App and web page records:
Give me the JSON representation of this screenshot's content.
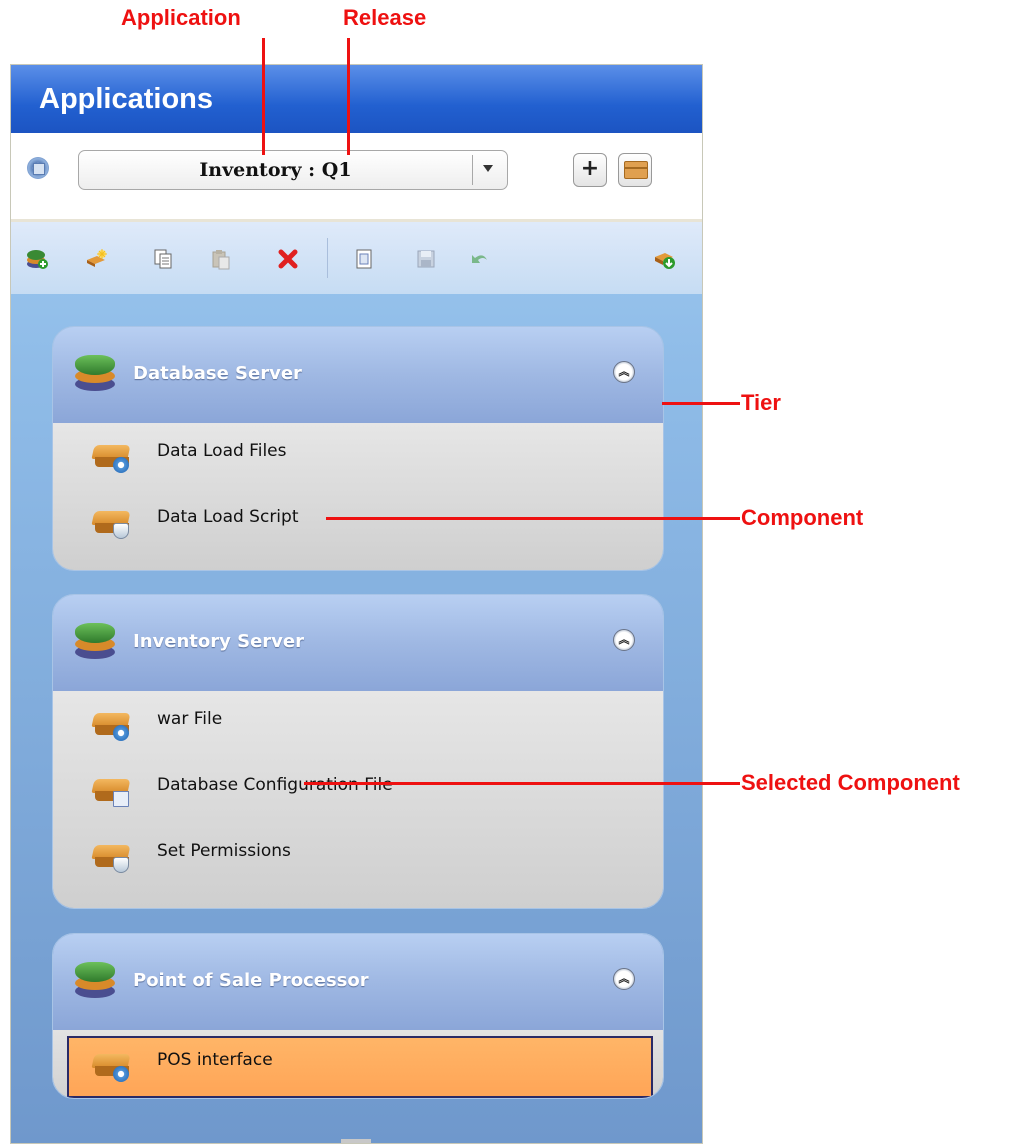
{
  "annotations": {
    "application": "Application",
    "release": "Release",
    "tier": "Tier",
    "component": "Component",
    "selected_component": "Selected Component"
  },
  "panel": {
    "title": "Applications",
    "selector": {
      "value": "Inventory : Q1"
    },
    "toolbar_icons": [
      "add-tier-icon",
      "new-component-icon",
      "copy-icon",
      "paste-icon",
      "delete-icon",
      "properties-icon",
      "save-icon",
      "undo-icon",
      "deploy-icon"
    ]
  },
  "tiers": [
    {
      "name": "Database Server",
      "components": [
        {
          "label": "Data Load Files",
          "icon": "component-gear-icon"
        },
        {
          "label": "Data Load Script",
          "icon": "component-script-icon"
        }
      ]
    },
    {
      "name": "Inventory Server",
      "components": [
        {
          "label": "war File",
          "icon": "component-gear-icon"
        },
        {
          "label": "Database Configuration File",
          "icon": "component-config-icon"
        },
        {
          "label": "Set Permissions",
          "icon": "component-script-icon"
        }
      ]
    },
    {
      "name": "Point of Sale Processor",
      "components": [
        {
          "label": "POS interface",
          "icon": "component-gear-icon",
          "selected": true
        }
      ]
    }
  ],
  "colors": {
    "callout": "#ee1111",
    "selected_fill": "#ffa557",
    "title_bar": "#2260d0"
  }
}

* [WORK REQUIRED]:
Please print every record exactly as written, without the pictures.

* [OUTPUT BELOW]:
Give me the JSON representation of this screenshot's content.
{
  "annotations": {
    "application": "Application",
    "release": "Release",
    "tier": "Tier",
    "component": "Component",
    "selected_component": "Selected Component"
  },
  "panel": {
    "title": "Applications",
    "selector": {
      "value": "Inventory : Q1"
    },
    "toolbar_icons": [
      "add-tier-icon",
      "new-component-icon",
      "copy-icon",
      "paste-icon",
      "delete-icon",
      "properties-icon",
      "save-icon",
      "undo-icon",
      "deploy-icon"
    ]
  },
  "tiers": [
    {
      "name": "Database Server",
      "components": [
        {
          "label": "Data Load Files",
          "icon": "component-gear-icon"
        },
        {
          "label": "Data Load Script",
          "icon": "component-script-icon"
        }
      ]
    },
    {
      "name": "Inventory Server",
      "components": [
        {
          "label": "war File",
          "icon": "component-gear-icon"
        },
        {
          "label": "Database Configuration File",
          "icon": "component-config-icon"
        },
        {
          "label": "Set Permissions",
          "icon": "component-script-icon"
        }
      ]
    },
    {
      "name": "Point of Sale Processor",
      "components": [
        {
          "label": "POS interface",
          "icon": "component-gear-icon",
          "selected": true
        }
      ]
    }
  ],
  "colors": {
    "callout": "#ee1111",
    "selected_fill": "#ffa557",
    "title_bar": "#2260d0"
  }
}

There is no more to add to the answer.